Hurricane Ophelia moves east over Atlantic

Posted October 14, 2017

Hurricane Ophelia, a category 1 storm with maximum sustained winds of 105 mph, is now about 615 miles southwest of the Azores, according to the latest update from the National Hurricane Center (NHC).

On Thursday afternoon, Ophelia's core was located about 715 miles southwest of the Azores, where it was virtually stationary.

The storm is now producing incredibly strong winds, however the Met Office say when it hits the United Kingdom and Ireland we can expect gusts of between 55 and 65mph, possibly even reaching up to 80mph in some places.

Hurricane Ophelia is getting even bigger as it makes its way across the Atlantic and towards the shores of Britain.

Hurricane Ophelia has strengthened to a Category 2 storm, swirling far from land in the eastern Atlantic.

According to CNN, Hurricane Ophelia is part of a record streak of 10 hurricanes in the Atlantic this hurricane season, which began with Tropical Storm Franklin in the Gulf of Mexico.

The NHC says Ophelia is barely moving and is continuing to strengthening, now boasting top sustained winds of 100 miles per hour.

Only slight weakening is forecast during the next 48 hours.

Ophelia follows the massive hurricanes that battered the Caribbean and the south-east U.S. last month, however it is a separate system.

The hurricane center's five-day forecast, which can change, has Ophelia heading toward the British Isles by Monday.

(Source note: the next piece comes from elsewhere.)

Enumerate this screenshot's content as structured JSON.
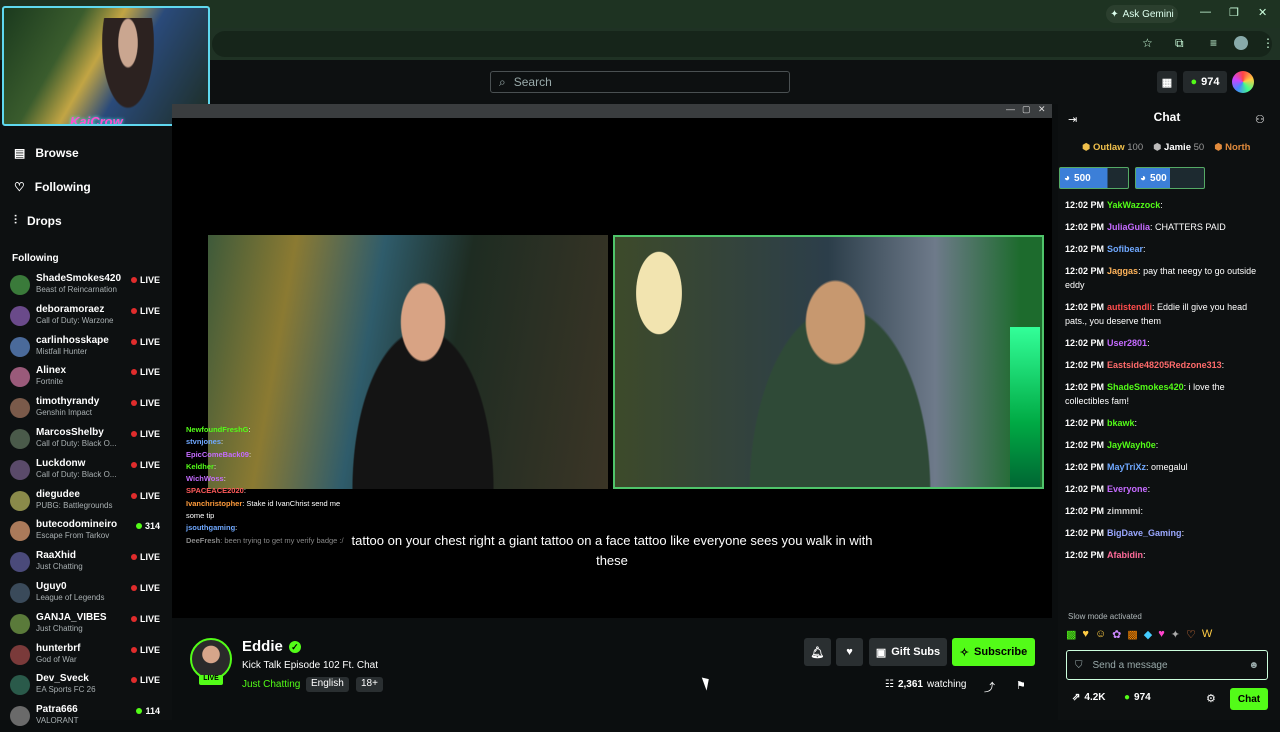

"Maximum sustained winds are near 100 miles per hour (155 km/h) with higher gusts - a category 2 hurricane on the Saffir-Simpson Hurricane Wind Scale". The hurricane does not now pose a threat to any land.